_Extracted information_
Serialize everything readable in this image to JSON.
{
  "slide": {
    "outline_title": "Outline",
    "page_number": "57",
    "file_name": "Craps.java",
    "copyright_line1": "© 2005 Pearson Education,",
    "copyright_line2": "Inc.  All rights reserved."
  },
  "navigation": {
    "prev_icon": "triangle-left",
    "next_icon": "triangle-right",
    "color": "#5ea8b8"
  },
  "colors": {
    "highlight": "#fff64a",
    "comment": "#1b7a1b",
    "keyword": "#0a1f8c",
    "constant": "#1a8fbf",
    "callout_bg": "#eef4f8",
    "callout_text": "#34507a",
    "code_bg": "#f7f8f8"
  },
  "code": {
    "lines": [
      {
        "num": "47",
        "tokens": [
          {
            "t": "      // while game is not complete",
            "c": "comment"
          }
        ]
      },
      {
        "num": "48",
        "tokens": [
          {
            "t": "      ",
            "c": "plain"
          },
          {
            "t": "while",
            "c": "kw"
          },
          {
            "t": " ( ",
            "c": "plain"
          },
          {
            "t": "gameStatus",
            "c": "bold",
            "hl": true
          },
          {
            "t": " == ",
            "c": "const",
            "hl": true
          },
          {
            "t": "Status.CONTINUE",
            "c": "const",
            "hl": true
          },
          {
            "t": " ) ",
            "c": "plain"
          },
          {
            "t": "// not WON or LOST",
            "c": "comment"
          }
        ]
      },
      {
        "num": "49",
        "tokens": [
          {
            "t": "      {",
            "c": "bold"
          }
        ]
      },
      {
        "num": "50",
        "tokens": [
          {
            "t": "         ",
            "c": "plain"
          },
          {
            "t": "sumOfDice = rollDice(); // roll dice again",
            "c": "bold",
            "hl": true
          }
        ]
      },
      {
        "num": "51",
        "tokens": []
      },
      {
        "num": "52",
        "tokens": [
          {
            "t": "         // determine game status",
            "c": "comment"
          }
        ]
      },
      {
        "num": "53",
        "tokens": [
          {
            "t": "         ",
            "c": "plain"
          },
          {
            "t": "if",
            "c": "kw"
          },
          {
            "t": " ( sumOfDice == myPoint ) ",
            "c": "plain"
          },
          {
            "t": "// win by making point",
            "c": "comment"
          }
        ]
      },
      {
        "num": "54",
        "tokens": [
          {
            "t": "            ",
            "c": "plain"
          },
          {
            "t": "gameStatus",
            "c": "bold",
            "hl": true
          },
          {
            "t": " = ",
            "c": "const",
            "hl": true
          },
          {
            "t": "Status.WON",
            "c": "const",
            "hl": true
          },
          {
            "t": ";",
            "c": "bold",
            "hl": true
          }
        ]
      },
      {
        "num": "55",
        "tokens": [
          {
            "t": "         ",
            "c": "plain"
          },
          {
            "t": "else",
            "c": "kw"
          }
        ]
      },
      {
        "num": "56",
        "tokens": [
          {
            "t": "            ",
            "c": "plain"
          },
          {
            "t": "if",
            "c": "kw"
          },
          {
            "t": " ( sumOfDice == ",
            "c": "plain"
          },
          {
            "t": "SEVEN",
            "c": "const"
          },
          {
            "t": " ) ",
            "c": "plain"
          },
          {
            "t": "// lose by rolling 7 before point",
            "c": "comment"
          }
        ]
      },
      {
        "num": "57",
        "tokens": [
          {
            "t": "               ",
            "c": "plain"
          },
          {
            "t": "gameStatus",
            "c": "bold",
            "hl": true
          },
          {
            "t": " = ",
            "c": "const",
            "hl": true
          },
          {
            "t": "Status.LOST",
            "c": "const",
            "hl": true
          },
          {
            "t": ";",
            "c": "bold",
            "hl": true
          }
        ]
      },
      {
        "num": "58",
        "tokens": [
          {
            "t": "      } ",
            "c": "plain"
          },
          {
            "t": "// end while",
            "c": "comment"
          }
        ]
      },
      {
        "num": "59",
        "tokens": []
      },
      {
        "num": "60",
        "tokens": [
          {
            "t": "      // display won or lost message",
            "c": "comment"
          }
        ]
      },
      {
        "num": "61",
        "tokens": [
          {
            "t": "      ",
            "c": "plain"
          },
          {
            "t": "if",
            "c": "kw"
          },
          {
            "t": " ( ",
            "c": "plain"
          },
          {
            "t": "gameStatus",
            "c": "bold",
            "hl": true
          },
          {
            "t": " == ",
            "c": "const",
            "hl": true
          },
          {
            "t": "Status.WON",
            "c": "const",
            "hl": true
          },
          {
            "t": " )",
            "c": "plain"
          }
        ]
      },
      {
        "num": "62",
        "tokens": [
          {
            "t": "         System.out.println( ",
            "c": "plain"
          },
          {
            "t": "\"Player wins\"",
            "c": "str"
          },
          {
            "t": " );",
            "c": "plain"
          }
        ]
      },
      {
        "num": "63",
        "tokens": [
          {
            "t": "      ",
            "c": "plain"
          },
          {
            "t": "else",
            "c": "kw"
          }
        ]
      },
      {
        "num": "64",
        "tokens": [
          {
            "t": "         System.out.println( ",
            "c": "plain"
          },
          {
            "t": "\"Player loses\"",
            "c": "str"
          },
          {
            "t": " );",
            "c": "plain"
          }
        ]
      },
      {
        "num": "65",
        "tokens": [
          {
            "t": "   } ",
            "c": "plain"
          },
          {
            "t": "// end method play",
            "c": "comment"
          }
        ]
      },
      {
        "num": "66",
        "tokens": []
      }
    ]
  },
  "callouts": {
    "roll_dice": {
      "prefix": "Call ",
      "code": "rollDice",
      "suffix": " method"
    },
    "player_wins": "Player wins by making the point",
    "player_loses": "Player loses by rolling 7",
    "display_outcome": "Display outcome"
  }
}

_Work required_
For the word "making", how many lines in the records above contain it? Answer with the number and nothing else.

_Solved problem_
2